Id. at 199.
[20]
Id. at 763.
[21]
Id. at 764.
[22]
Decision of the NLRC, id. at 251.
[23]
Id. at 264.
[24]
Id. at 279-297.
[25]
Decision of the Court of Appeals, id. at 66.
[26]
Id. at 9-10.
[27]
Revised Rules on Civil Procedure.
[28]
Cirtek Employees Labor Union-Federation of Free Workers v. Cirtek Electronics, Inc., G.R.
No. 190515, 6 June 2011.
[29]
257 Phil. 937 (1989).
[30]
Id. at 946.
[31]
Id. at 946-947.
[32]
327 Phil. 883, 886-887 (1996); Reno Foods, Inc. v. Nagkakaisang Lakas ng Manggagawa
(NLM) Katipunan, G.R. No. 164016, 15 March 2010, 615 SCRA 240.
[33]
Reno Foods, Inc. and/or Vicente Khu v. Nagkakaisang Lakas ng Manggagawa (NLM)
Katipunan, G.R. No. 164016, 15 March 2010, 615 SCRA 240, 248.
[34]
Well-entrenched is the principle that in order to establish a case before judicial and quasiadministrative bodies, it is necessary that allegations must be supported by
substantial evidence. Substantial evidence is more than a mere scintilla. Ledesma, Jr.
v. NLRC, G.R. No. 174585, 19 October 2007, 537 SCRA 358, 368; Philippine Air Lines
v. Court of Appeals, G.R. No. 159556, 26 May 2005, 459 SCRA 236, 251.
It means such relevant evidence as a reasonable mind might accept as adequate to support a conclusion.
[35]
Art. 282. ARTICLE 282. Termination by employer.
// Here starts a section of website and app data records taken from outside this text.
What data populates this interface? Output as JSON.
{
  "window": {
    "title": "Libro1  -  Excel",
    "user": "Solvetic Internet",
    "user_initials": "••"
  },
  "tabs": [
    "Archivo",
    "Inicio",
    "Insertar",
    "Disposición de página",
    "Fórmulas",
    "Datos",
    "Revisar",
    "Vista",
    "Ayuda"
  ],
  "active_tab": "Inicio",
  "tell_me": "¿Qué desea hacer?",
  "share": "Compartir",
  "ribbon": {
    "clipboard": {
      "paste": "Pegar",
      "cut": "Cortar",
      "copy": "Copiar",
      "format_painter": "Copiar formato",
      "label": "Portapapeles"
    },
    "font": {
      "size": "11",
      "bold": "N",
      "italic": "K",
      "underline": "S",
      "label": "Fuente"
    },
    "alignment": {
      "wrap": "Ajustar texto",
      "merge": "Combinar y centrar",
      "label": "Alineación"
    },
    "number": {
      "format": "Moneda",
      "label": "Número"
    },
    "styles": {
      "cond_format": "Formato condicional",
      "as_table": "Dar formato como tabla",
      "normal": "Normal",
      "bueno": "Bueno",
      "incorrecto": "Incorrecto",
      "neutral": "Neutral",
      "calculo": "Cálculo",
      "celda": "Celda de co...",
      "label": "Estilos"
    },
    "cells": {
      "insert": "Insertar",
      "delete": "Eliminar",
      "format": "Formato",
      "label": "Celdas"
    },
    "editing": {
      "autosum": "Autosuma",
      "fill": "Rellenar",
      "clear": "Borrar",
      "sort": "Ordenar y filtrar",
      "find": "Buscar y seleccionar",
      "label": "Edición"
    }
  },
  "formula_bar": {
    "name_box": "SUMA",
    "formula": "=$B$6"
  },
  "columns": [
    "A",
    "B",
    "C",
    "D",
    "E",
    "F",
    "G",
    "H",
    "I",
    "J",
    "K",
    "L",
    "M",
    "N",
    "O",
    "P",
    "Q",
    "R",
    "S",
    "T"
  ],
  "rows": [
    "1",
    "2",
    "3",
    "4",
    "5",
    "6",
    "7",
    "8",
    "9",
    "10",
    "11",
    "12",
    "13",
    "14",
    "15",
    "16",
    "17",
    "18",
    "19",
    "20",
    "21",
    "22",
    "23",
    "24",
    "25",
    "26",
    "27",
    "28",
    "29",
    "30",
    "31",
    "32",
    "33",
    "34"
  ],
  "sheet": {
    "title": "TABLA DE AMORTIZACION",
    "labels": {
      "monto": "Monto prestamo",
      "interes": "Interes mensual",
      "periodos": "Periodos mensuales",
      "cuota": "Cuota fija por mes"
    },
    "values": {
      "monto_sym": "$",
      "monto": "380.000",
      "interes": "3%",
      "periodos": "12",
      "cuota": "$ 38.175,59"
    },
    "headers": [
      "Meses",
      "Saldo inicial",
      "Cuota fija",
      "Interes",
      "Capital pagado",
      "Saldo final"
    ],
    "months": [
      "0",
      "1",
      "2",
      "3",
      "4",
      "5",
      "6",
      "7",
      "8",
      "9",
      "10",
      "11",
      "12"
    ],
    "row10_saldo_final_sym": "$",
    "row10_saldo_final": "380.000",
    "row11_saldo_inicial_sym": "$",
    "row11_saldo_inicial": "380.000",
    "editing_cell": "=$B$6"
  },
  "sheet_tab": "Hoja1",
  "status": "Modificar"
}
An employer may terminate an employment for any of the
following causes:
(a) Serious misconduct or willful disobedience by the employee of the lawful orders of
his employer or representative in connection with his work;
(b) Gross and habitual neglect by the employee of his duties;
(c) Fraud or willful breach by the employee of the trust reposed in him by
his employer or duly authorized representative;
(d) Commission of a crime or offense by the employee against the person of
his employer or any immediate member of his family or his duly
authorized representatives; and
(e) Other causes analogous to the foregoing.
[14]

[36]

Lopez v. Alturas Group of Companies, G.R. No. 191008, 11 April 2011. 647 SCRA 568, 573-574.
Rollo, p. 338.
[38]
Id. at 339.
[39]
Id. at 341.
[40]
Rollo, p. 344-347.
[41]
Brent School, Inc. v. Zamora, supra note 19.
[42]
Caparoso and Quindipan v. Court of Appeals et. al., G.R. No. 155505, 15 February 2007, 516 SCRA 30; Pure
Foods Corp. v. NLRC, 347 Phil 434, 443 (1997).
[43]
Id. at 35.
[44]
Rubia v. NLRC, Fourth Division, et. al, G.R. No. 178621, 26 July 2010, 625 SCRA 494, 509.
[45]
G.R. No. 165381, 9 February 2011, 642 SCRA 338.
[46]
Alba v. Yupangco, G.R. No. 188233, 29 June 2010, 622 SCRA 503, 508.
[47]
G.R. No. 114787, 2 June 1995, 244 SCRA 797.
[48]
Id. at 802.
[49]
Air France v. Carrascoso, G.R. No. L-21438, 28 September 1966, 18 SCRA 155, 166-167.
[37]